Arriving at Pat Smith’s home for her holiday party, one might think her little tree, perched on a table and adorned with a delicate strand of lights, is an homage to “A Charlie Brown Christmas.” But actually, the little tree makes a big statement about Smith’s commitment to the environment. Buying and disposing of both real and artificial Christmas trees is wasteful, she says.
Her eco-friendly substitute is a potted Norfolk Island pine that thrives year-round in a sunny room until Christmastime, when Smith moves it to a place of honor and drapes it with energy-efficient LED lights and hand-tied straw ornaments made of renewable materials.
Smith is a firm believer that holiday entertaining need not be wasteful or expensive. She and other eco-conscious hosts share tips on how to throw a stylish, spirited party while saving money and protecting the environment.

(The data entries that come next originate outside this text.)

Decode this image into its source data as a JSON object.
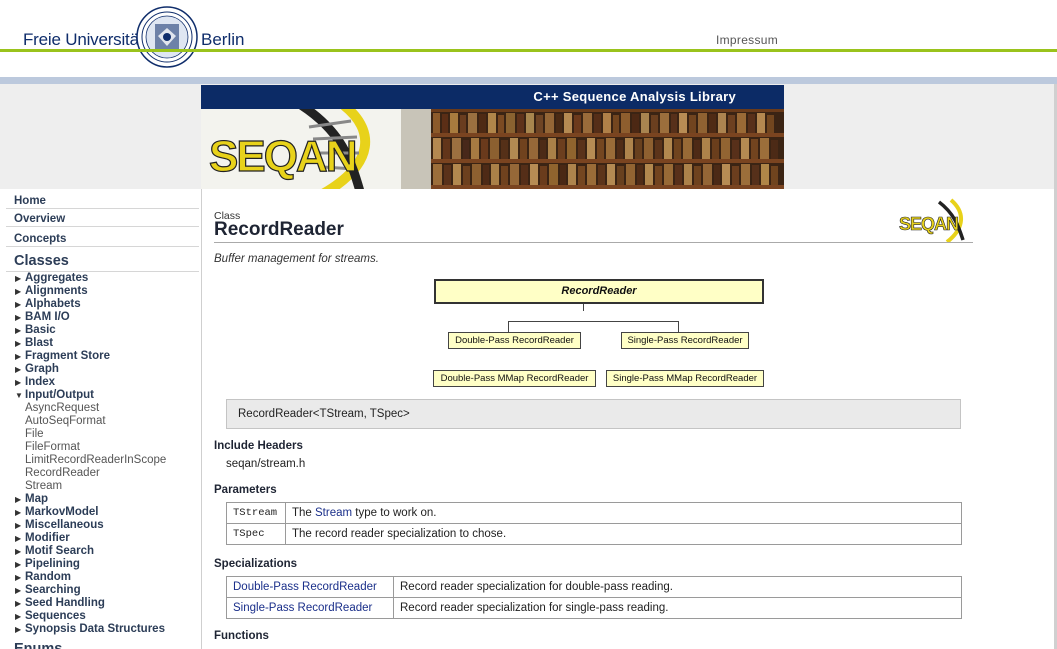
{
  "header": {
    "university_left": "Freie Universität",
    "university_right": "Berlin",
    "impressum": "Impressum"
  },
  "banner": {
    "title": "C++ Sequence Analysis Library",
    "logo_text": "SEQAN"
  },
  "sidebar": {
    "top_links": [
      "Home",
      "Overview",
      "Concepts"
    ],
    "classes_heading": "Classes",
    "categories": [
      {
        "label": "Aggregates",
        "expanded": false
      },
      {
        "label": "Alignments",
        "expanded": false
      },
      {
        "label": "Alphabets",
        "expanded": false
      },
      {
        "label": "BAM I/O",
        "expanded": false
      },
      {
        "label": "Basic",
        "expanded": false
      },
      {
        "label": "Blast",
        "expanded": false
      },
      {
        "label": "Fragment Store",
        "expanded": false
      },
      {
        "label": "Graph",
        "expanded": false
      },
      {
        "label": "Index",
        "expanded": false
      },
      {
        "label": "Input/Output",
        "expanded": true,
        "children": [
          "AsyncRequest",
          "AutoSeqFormat",
          "File",
          "FileFormat",
          "LimitRecordReaderInScope",
          "RecordReader",
          "Stream"
        ]
      },
      {
        "label": "Map",
        "expanded": false
      },
      {
        "label": "MarkovModel",
        "expanded": false
      },
      {
        "label": "Miscellaneous",
        "expanded": false
      },
      {
        "label": "Modifier",
        "expanded": false
      },
      {
        "label": "Motif Search",
        "expanded": false
      },
      {
        "label": "Pipelining",
        "expanded": false
      },
      {
        "label": "Random",
        "expanded": false
      },
      {
        "label": "Searching",
        "expanded": false
      },
      {
        "label": "Seed Handling",
        "expanded": false
      },
      {
        "label": "Sequences",
        "expanded": false
      },
      {
        "label": "Synopsis Data Structures",
        "expanded": false
      }
    ],
    "partial_next_heading": "Enums"
  },
  "main": {
    "kind": "Class",
    "title": "RecordReader",
    "logo_text": "SEQAN",
    "brief": "Buffer management for streams.",
    "diagram": {
      "root": "RecordReader",
      "level1": [
        "Double-Pass RecordReader",
        "Single-Pass RecordReader"
      ],
      "level2": [
        "Double-Pass MMap RecordReader",
        "Single-Pass MMap RecordReader"
      ]
    },
    "signature": "RecordReader<TStream, TSpec>",
    "include_headers_title": "Include Headers",
    "include_header": "seqan/stream.h",
    "parameters_title": "Parameters",
    "parameters": [
      {
        "name": "TStream",
        "desc_pre": "The ",
        "desc_link": "Stream",
        "desc_post": " type to work on."
      },
      {
        "name": "TSpec",
        "desc_pre": "The record reader specialization to chose.",
        "desc_link": "",
        "desc_post": ""
      }
    ],
    "specializations_title": "Specializations",
    "specializations": [
      {
        "name": "Double-Pass RecordReader",
        "desc": "Record reader specialization for double-pass reading."
      },
      {
        "name": "Single-Pass RecordReader",
        "desc": "Record reader specialization for single-pass reading."
      }
    ],
    "functions_title": "Functions"
  }
}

Keep it simple
“Not having a big fancy dinner and lots of preparation minimizes driving all over for food and party supplies,” says Smith, principal of OnTarget Public Relations, Denver. For a gathering of close friends and family she suggests potluck or a big pot of hearty soup, salad and a simple, light dessert. The lack of excess “is a relief from an already indulgent, calorie-intensive holiday,” Smith says. “People are generally grateful not to be pressed with food.”
Paper or pixels
Some folks feel that sending e-mail invitations via www.evite.com is impersonal, but Andrea Woroch champions online invitation platforms because they’re fast, free and paperless. “Attendees can even arrange to carpool together through the invitation site,” saving on gas and emissions, says Woroch, a consumer finance expert by day and a party planner by night.
Lose the envelope
If you prefer to send invitations the old-fashioned way, print them on recycled paper with soy-based inks. Send a postcard invitation instead of a card to save on paper and postage.
Forego the flowers
“Cut flowers are grown with pesticides under less-than-sustainable circumstances” and their importation raises ecological issues, says writer Rachel Lincoln Sarnoff, who publishes an online magazine, EcoStiletto.com, about eco-friendly living. She likes to decorate with groupings of living plants that her guests can take home as party favors.
’Tis the season
Deck the halls with seasonal, plentiful items like evergreen boughs and holly. “Red apples, winter squashes, even pinecones look beautiful as centerpieces when placed in large glass bowls or vases,” Andalman says. For the ultimate eco-friendly feast, seasonality should extend to the menu. “Support local businesses and reduce your carbon footprint by planning a menu around locally grown, in-season foods,” she adds.
Dust off the china
Using glassware and cloth napkins means more cleanup, but think of it in terms of cleaning a small space now as opposed to an overburdened planet later. “If you have to go disposable, use biodegradable veggie plastic from GreenWare or EarthShell,” Sarnoff suggests. If using plastic cups, have guests write their name on theirs with permanent marker so they don’t keep “losing” their drink and using new glasses. Make sure recycle bins for bottles and cans are located beside each trash can and are clearly marked so your guests will know to sort.
Adopt a year-round Christmas tree
Rather than buying a live tree every year or a fake one that will eventually end up in a landfill, consider raising an indoor potted evergreen that thrives year-round and does double-duty as a Christmas tree. Plus, it will grow right alongside you and your loved ones. “Mine has grown a foot-and-a-half since I got it,” says Smith, who shares the following tips for adopting a tree of your own:
• Consult a local nursery for suitable species. Conifers look the most like miniature Christmas trees. Smith’s is a
Norfolk Island pine.
• Choose a pot that is not so heavy you can’t move it at Christmastime and that also allows the tree and its root system room to grow. It’s possible to choose a color, such as a muted metallic or white, that enhances both everyday and Christmas décor, but that’s not necessary, since you’ll probably drape the base with a tree skirt just like a regular Christmas tree.
• When not decorated and displayed for Christmas, a Norfolk Island pine like Smith’s prefers a sunny room that’s free of drafts. In certain regions, these trees will thrive outside in the summertime. Read up on how to care for roots and whether periodic re-potting is needed, because the roots need to grow and spread out in order for your tree to gain height.
• When it’s just a shorty, your tree will need to be elevated on a table if it’s intended to be a focal point. Conceal the table with fabric that drapes nicely.
• Ornaments must be lightweight, such as strung popcorn. And of course your tree topper can’t be too heavy or your tree will break or be forced into a backbend.
• Tell kids that while there’s not a lot of room for presents directly underneath the tree, they will get two stories, or levels, of gifts come Christmas day. Place small gifts on the tabletop and larger ones at the base of the table. You can even place one or two surprise gifts underneath the table drape and see how long it takes before they’re discovered.